[quote name='sc302' timestamp='1361217658' post='595529070']
Is bridging not the term when connecting two networks together. In essence connecting vlans together is a form of bridging although that term really doesn't mean a whole hill of beans in today's networks. Dig deep to old school days.


Oh my. You completely missed it. Was talking about a server not a hardware router. I can do similar with VMware and hyper-v nothing to try there I know what it does and how it works. Like I said you need an os that supports it.

Trying not to add any other pieces of networking hardware other than the switch itself or the servers to stay on topic.

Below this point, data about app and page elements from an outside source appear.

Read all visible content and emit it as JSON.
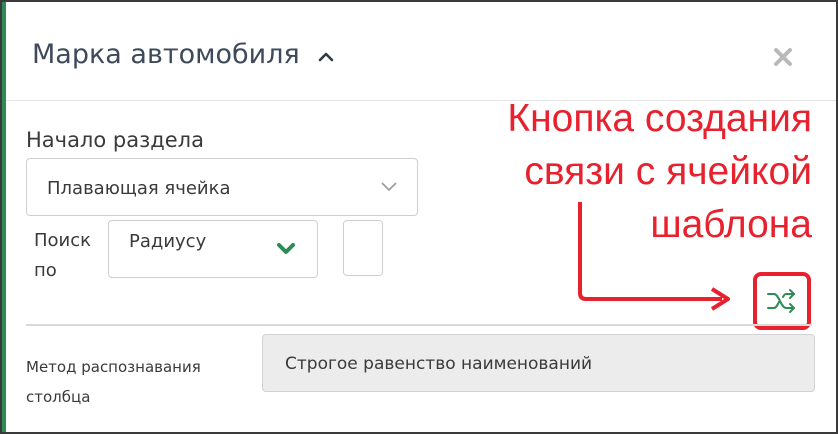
{
  "panel": {
    "title": "Марка автомобиля",
    "close_icon": "close-icon"
  },
  "section": {
    "label": "Начало раздела",
    "select_value": "Плавающая ячейка"
  },
  "search": {
    "label": "Поиск по",
    "select_value": "Радиусу"
  },
  "annotation": {
    "lines": [
      "Кнопка создания",
      "связи с ячейкой",
      "шаблона"
    ],
    "color": "#e8212e"
  },
  "method": {
    "label": "Метод распознавания столбца",
    "value": "Строгое равенство наименований"
  },
  "colors": {
    "accent": "#2e8b57",
    "highlight": "#e8212e"
  }
}
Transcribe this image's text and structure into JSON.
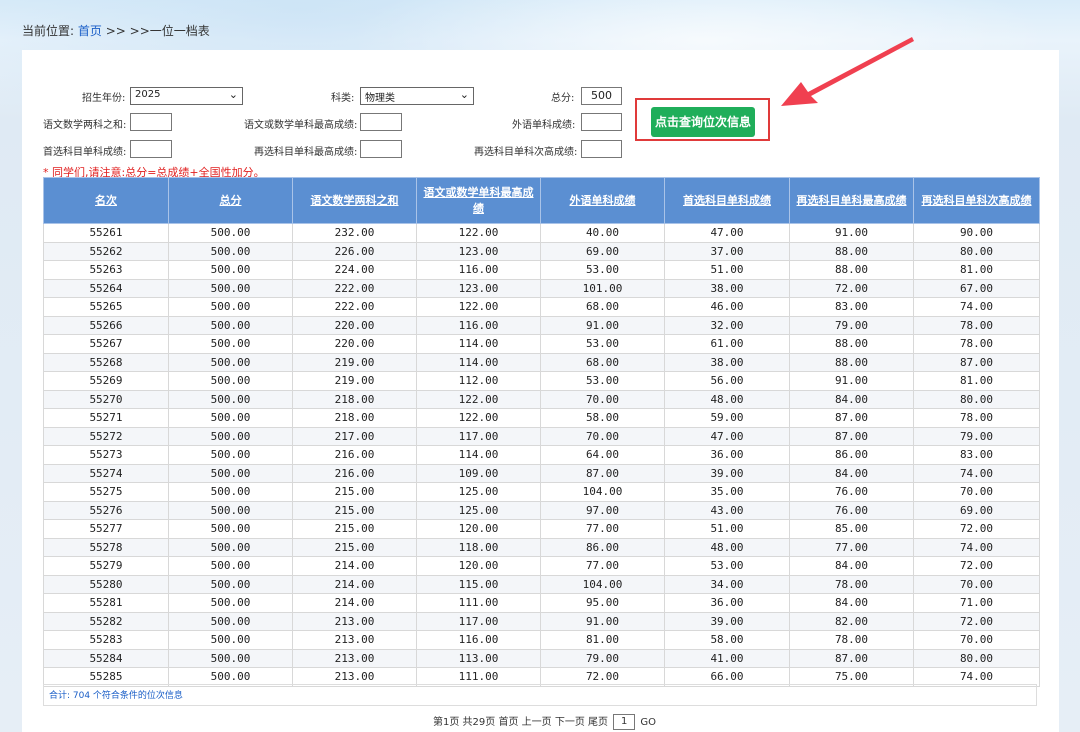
{
  "breadcrumb": {
    "prefix": "当前位置:",
    "home": "首页",
    "sep1": ">>",
    "sep2": ">>",
    "current": "一位一档表"
  },
  "filters": {
    "year_label": "招生年份:",
    "year_value": "2025",
    "subject_label": "科类:",
    "subject_value": "物理类",
    "total_label": "总分:",
    "total_value": "500",
    "chinese_math_sum_label": "语文数学两科之和:",
    "chinese_math_sum_value": "",
    "chinese_math_max_label": "语文或数学单科最高成绩:",
    "chinese_math_max_value": "",
    "foreign_label": "外语单科成绩:",
    "foreign_value": "",
    "first_subject_label": "首选科目单科成绩:",
    "first_subject_value": "",
    "reselect_max_label": "再选科目单科最高成绩:",
    "reselect_max_value": "",
    "reselect_second_label": "再选科目单科次高成绩:",
    "reselect_second_value": ""
  },
  "query_button": "点击查询位次信息",
  "note": "* 同学们,请注意:总分=总成绩+全国性加分。",
  "table": {
    "headers": [
      "名次",
      "总分",
      "语文数学两科之和",
      "语文或数学单科最高成绩",
      "外语单科成绩",
      "首选科目单科成绩",
      "再选科目单科最高成绩",
      "再选科目单科次高成绩"
    ],
    "rows": [
      [
        "55261",
        "500.00",
        "232.00",
        "122.00",
        "40.00",
        "47.00",
        "91.00",
        "90.00"
      ],
      [
        "55262",
        "500.00",
        "226.00",
        "123.00",
        "69.00",
        "37.00",
        "88.00",
        "80.00"
      ],
      [
        "55263",
        "500.00",
        "224.00",
        "116.00",
        "53.00",
        "51.00",
        "88.00",
        "81.00"
      ],
      [
        "55264",
        "500.00",
        "222.00",
        "123.00",
        "101.00",
        "38.00",
        "72.00",
        "67.00"
      ],
      [
        "55265",
        "500.00",
        "222.00",
        "122.00",
        "68.00",
        "46.00",
        "83.00",
        "74.00"
      ],
      [
        "55266",
        "500.00",
        "220.00",
        "116.00",
        "91.00",
        "32.00",
        "79.00",
        "78.00"
      ],
      [
        "55267",
        "500.00",
        "220.00",
        "114.00",
        "53.00",
        "61.00",
        "88.00",
        "78.00"
      ],
      [
        "55268",
        "500.00",
        "219.00",
        "114.00",
        "68.00",
        "38.00",
        "88.00",
        "87.00"
      ],
      [
        "55269",
        "500.00",
        "219.00",
        "112.00",
        "53.00",
        "56.00",
        "91.00",
        "81.00"
      ],
      [
        "55270",
        "500.00",
        "218.00",
        "122.00",
        "70.00",
        "48.00",
        "84.00",
        "80.00"
      ],
      [
        "55271",
        "500.00",
        "218.00",
        "122.00",
        "58.00",
        "59.00",
        "87.00",
        "78.00"
      ],
      [
        "55272",
        "500.00",
        "217.00",
        "117.00",
        "70.00",
        "47.00",
        "87.00",
        "79.00"
      ],
      [
        "55273",
        "500.00",
        "216.00",
        "114.00",
        "64.00",
        "36.00",
        "86.00",
        "83.00"
      ],
      [
        "55274",
        "500.00",
        "216.00",
        "109.00",
        "87.00",
        "39.00",
        "84.00",
        "74.00"
      ],
      [
        "55275",
        "500.00",
        "215.00",
        "125.00",
        "104.00",
        "35.00",
        "76.00",
        "70.00"
      ],
      [
        "55276",
        "500.00",
        "215.00",
        "125.00",
        "97.00",
        "43.00",
        "76.00",
        "69.00"
      ],
      [
        "55277",
        "500.00",
        "215.00",
        "120.00",
        "77.00",
        "51.00",
        "85.00",
        "72.00"
      ],
      [
        "55278",
        "500.00",
        "215.00",
        "118.00",
        "86.00",
        "48.00",
        "77.00",
        "74.00"
      ],
      [
        "55279",
        "500.00",
        "214.00",
        "120.00",
        "77.00",
        "53.00",
        "84.00",
        "72.00"
      ],
      [
        "55280",
        "500.00",
        "214.00",
        "115.00",
        "104.00",
        "34.00",
        "78.00",
        "70.00"
      ],
      [
        "55281",
        "500.00",
        "214.00",
        "111.00",
        "95.00",
        "36.00",
        "84.00",
        "71.00"
      ],
      [
        "55282",
        "500.00",
        "213.00",
        "117.00",
        "91.00",
        "39.00",
        "82.00",
        "72.00"
      ],
      [
        "55283",
        "500.00",
        "213.00",
        "116.00",
        "81.00",
        "58.00",
        "78.00",
        "70.00"
      ],
      [
        "55284",
        "500.00",
        "213.00",
        "113.00",
        "79.00",
        "41.00",
        "87.00",
        "80.00"
      ],
      [
        "55285",
        "500.00",
        "213.00",
        "111.00",
        "72.00",
        "66.00",
        "75.00",
        "74.00"
      ]
    ]
  },
  "total_text": "合计: 704 个符合条件的位次信息",
  "pager": {
    "info": "第1页 共29页",
    "first": "首页",
    "prev": "上一页",
    "next": "下一页",
    "last": "尾页",
    "page_value": "1",
    "go": "GO"
  },
  "colors": {
    "header_bg": "#5b8fd2",
    "button_bg": "#1fae5a",
    "highlight": "#e03a3a",
    "link": "#1a5ec7"
  }
}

There are several key pieces that we don't know. First what is meant by secure (inside attack, outside attack, malware attack, who knows maybe by this vague description he wants to know if he is secure from a std his girlfriends sister has who he never met...might as well be, we have about enough information to possibly to come to a conclusion about that). Second we know very little about his network, it's got vlans and what are we supposed to be able to tell with that information? I have some or all of the parts to put you in orbit, is it possible..that is similar to all of the information that was given in the initial post. Third, what exactly is he trying to accomplish? By attempting to understand the the limited information given he may not have the proper hardware and/or software in place to make this work.
[/quote]

Ah, fair point. Just the servers and the switch itself with potentially no L3 gear.
Sorry my bad, I was thinking of how I'd do it and forgetting the OP's question......
To which the real answer is, we need more info.

Share this post


Link to post
Share on other sites

Create an account or sign in to comment

You need to be a member in order to leave a comment

Create an account

Sign up for a new account in our community. It's easy!


Register a new account

Sign in

Already have an account? Sign in here.


Sign In Now
Sign in to follow this  
Followers 0

  • Recently Browsing   0 members

    No registered users viewing this page.